Friday, 22 December 2000
1. CELL PHONES AND CANCER: DOES THIS STORY SOUND FAMILIAR?
should, it features many of the same players who brought you the
power line controversy. It began on Jan 23, 1993; a guest on
Larry King Live, whose wife had died of brain cancer, was suing
the cell-phone industry, claiming her cancer was caused by a cell
phone: "She held it against her head, and she talked on it all
the time," he said
(WN 29 Jan 93).
With such "evidence," story
after story in the media focused on the cancer question. At that
time, people still thought power lines caused cancer. The power
line controversy was not put to rest until the National Cancer
Institute released a definitive epidemiological study of the
connection between childhood cancer and residential EMF exposure.
Any link, the study concluded, is too weak to detect or to be
concerned about. This week, two major studies of cell phone use
and cancer were published, one by an industry group and one by
the National Cancer Institute. Both concluded that cell phone
users are no more likely than anyone else to have brain cancer.
2. STILL NOT REASSURED? YOU MAY NEED "THE BIOCHIP."
people still thought they could get cancer from sitting in front
of their computer, Ted Litovitz, a Catholic University physicist,
thought the problem must be the coherent EMF from the computer.
So he began marketing a keyboard that added noise to the emitted EMF
(WN 27 May 94).
If cell phones are now causing cancer, it
must be those pesky sine waves again. Solution? The BioChip, a
tiny device inserted in the batteries. It emits noise to prevent
your body from picking up the regular rhythm of the phone signal.
3. NEED MORE REASSURANCE? HOW ABOUT THE "BIOELECTRIC SHIELD"?
It's an attractive pendant made of crystals designed to balance
and strengthen your natural energy field
(WN 24 Jul 98).
It not only shields you from the EMF emanating from electrical devices,
it protects you from the energy fields of the people around you.
4. DOE: "CRISIS" REPORT CALLS FOR RESTRUCTURING.
panel chaired by Robert C. Richardson, Cornell Vice Provost for
Research and a physics Nobel laureate, notes that "problems in
the DOE weapons and environmental programs have given the overall
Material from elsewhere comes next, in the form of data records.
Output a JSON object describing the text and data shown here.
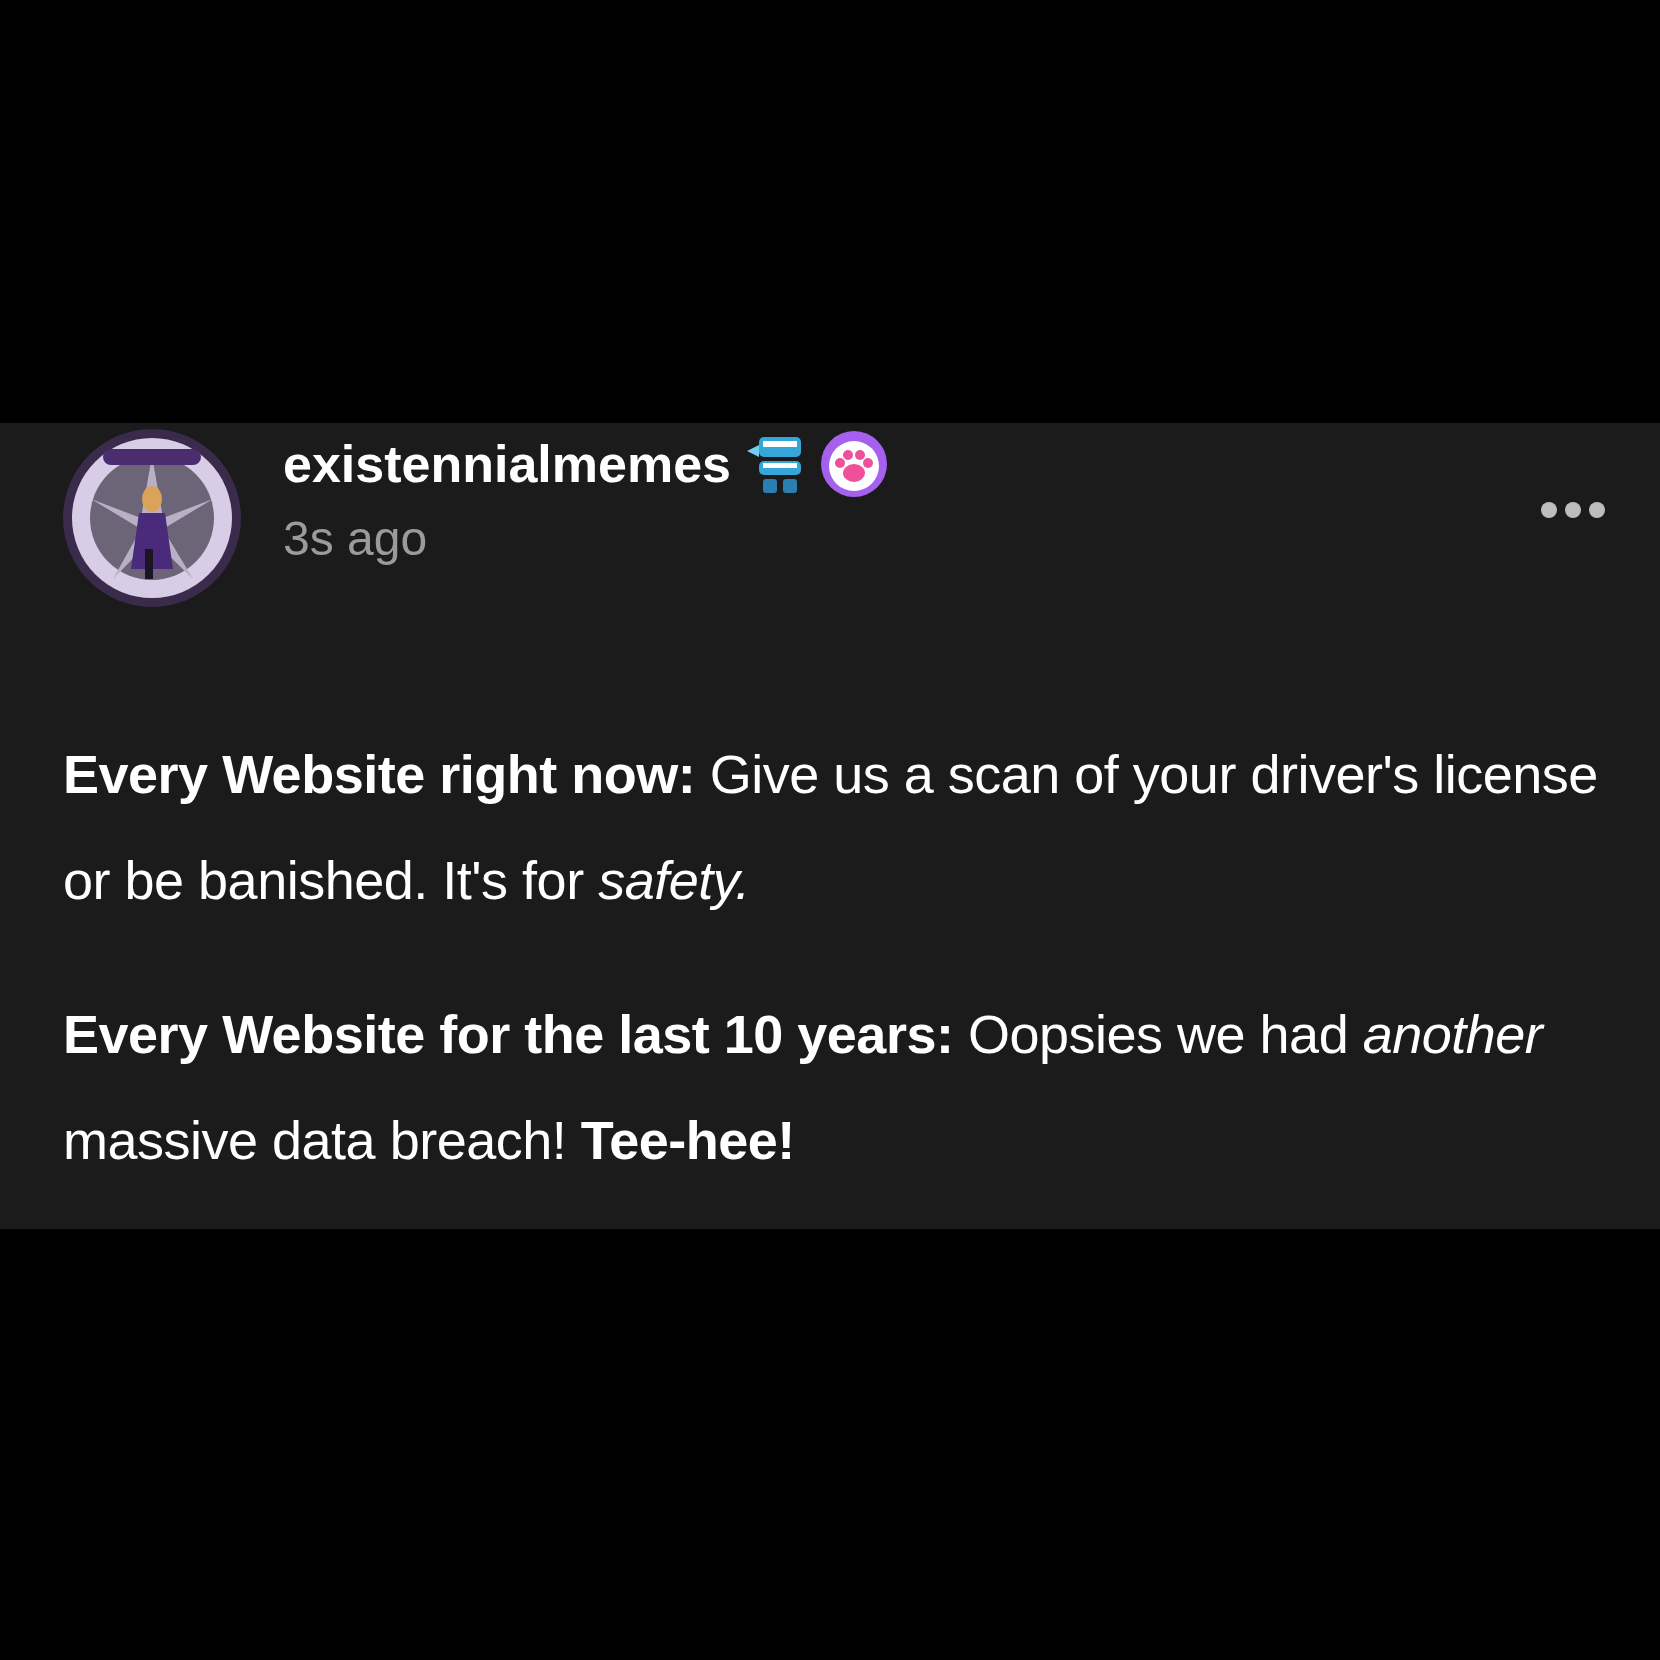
{
  "post": {
    "author": "existennialmemes",
    "time": "3s ago",
    "paragraphs": [
      "**Every Website right now:** Give us a scan of your driver's license or be banished. It's for *safety.*",
      "**Every Website for the last 10 years:** Oopsies we had *another* massive data breach! **Tee-hee!**"
    ]
  }
}
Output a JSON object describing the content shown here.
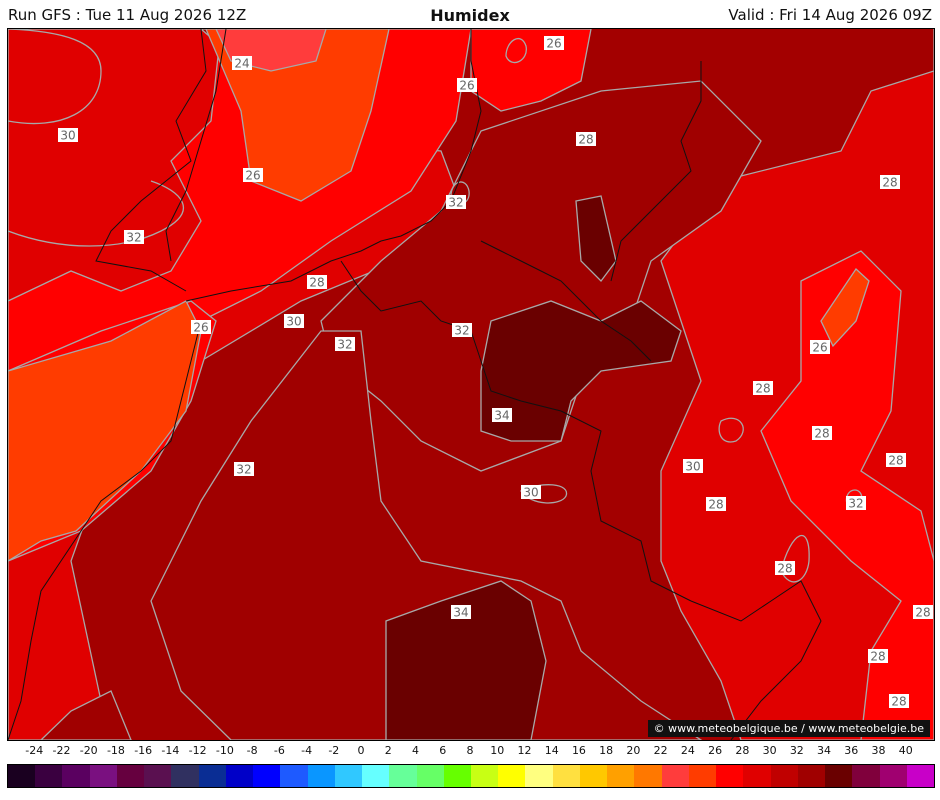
{
  "header": {
    "run": "Run GFS : Tue 11 Aug 2026 12Z",
    "title": "Humidex",
    "valid": "Valid : Fri 14 Aug 2026 09Z"
  },
  "credit": "© www.meteobelgique.be / www.meteobelgie.be",
  "contour_labels": [
    "24",
    "26",
    "26",
    "30",
    "26",
    "28",
    "32",
    "32",
    "28",
    "30",
    "26",
    "32",
    "32",
    "34",
    "32",
    "26",
    "28",
    "28",
    "30",
    "28",
    "28",
    "30",
    "28",
    "28",
    "32",
    "30",
    "34",
    "28",
    "28",
    "28"
  ],
  "legend": {
    "ticks": [
      "-24",
      "-22",
      "-20",
      "-18",
      "-16",
      "-14",
      "-12",
      "-10",
      "-8",
      "-6",
      "-4",
      "-2",
      "0",
      "2",
      "4",
      "6",
      "8",
      "10",
      "12",
      "14",
      "16",
      "18",
      "20",
      "22",
      "24",
      "26",
      "28",
      "30",
      "32",
      "34",
      "36",
      "38",
      "40"
    ],
    "colors": [
      "#1a0020",
      "#3a0040",
      "#5a0060",
      "#7a1080",
      "#66003f",
      "#5a1050",
      "#303060",
      "#0a2d94",
      "#0000c8",
      "#0000ff",
      "#1e5aff",
      "#0a96ff",
      "#30c8ff",
      "#66ffff",
      "#66ff99",
      "#66ff66",
      "#66ff00",
      "#c8ff14",
      "#ffff00",
      "#ffff80",
      "#ffe040",
      "#ffc800",
      "#ffa000",
      "#ff7800",
      "#ff3c3c",
      "#ff3c00",
      "#ff0000",
      "#e00000",
      "#c00000",
      "#a00000",
      "#6a0000",
      "#80003c",
      "#a00070",
      "#c800c8"
    ]
  }
}
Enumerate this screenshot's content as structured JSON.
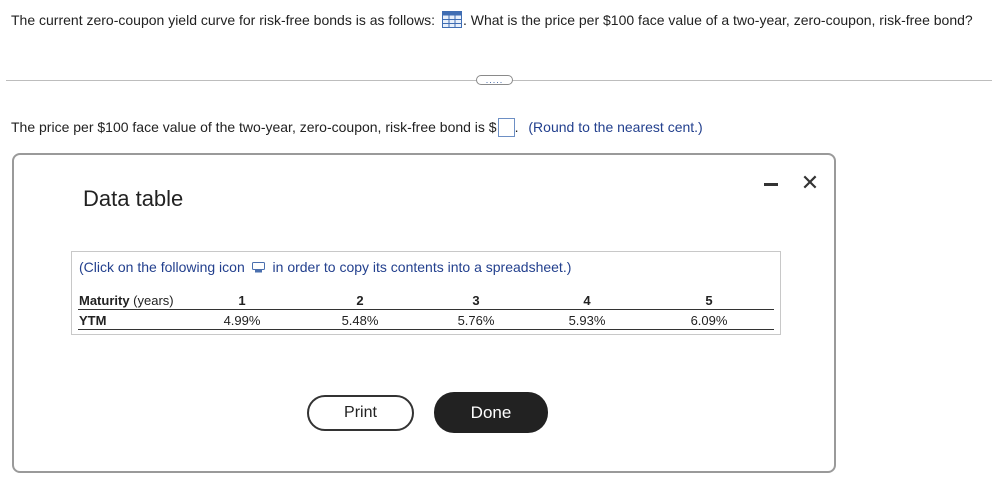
{
  "question": {
    "part1": "The current zero-coupon yield curve for risk-free bonds is as follows:",
    "table_icon": "table-grid-icon",
    "part2": ". What is the price per $100 face value of a two-year, zero-coupon, risk-free bond?"
  },
  "more_button": {
    "label": "....."
  },
  "answer": {
    "prefix": "The price per $100 face value of the two-year, zero-coupon, risk-free bond is $",
    "value": "",
    "suffix": ".",
    "note": "(Round to the nearest cent.)"
  },
  "modal": {
    "title": "Data table",
    "minimize_icon": "minimize-icon",
    "close_glyph": "✕",
    "copy_note_prefix": "(Click on the following icon",
    "copy_icon": "copy-spreadsheet-icon",
    "copy_note_suffix": "in order to copy its contents into a spreadsheet.)",
    "table": {
      "row1_label": "Maturity",
      "row1_unit": " (years)",
      "row2_label": "YTM",
      "maturities": [
        "1",
        "2",
        "3",
        "4",
        "5"
      ],
      "ytm": [
        "4.99%",
        "5.48%",
        "5.76%",
        "5.93%",
        "6.09%"
      ]
    },
    "print_label": "Print",
    "done_label": "Done"
  },
  "colors": {
    "link_blue": "#23408e",
    "done_button": "#222222",
    "input_border": "#6d8fc4"
  }
}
agency a negative image that, in practice, has proved damaging to
all of DOE, including its missions in science and energy." The
eleven-member panel collectively embodies decades of experience
in setting science research policy. In a brief report stamped
"CRISIS," issued this week, the panel proposes to correct this
problem by restructuring DOE. This would involve either breaking
the department up and combining its science and energy research
roles with NIST and NOAA to form a "21st Century Department of
Commerce," or elevating the Director of the DOE Office of Science
to the rank of "Under Secretary for Science and Energy with
additional responsibilities as Science Advisor to the Secretary."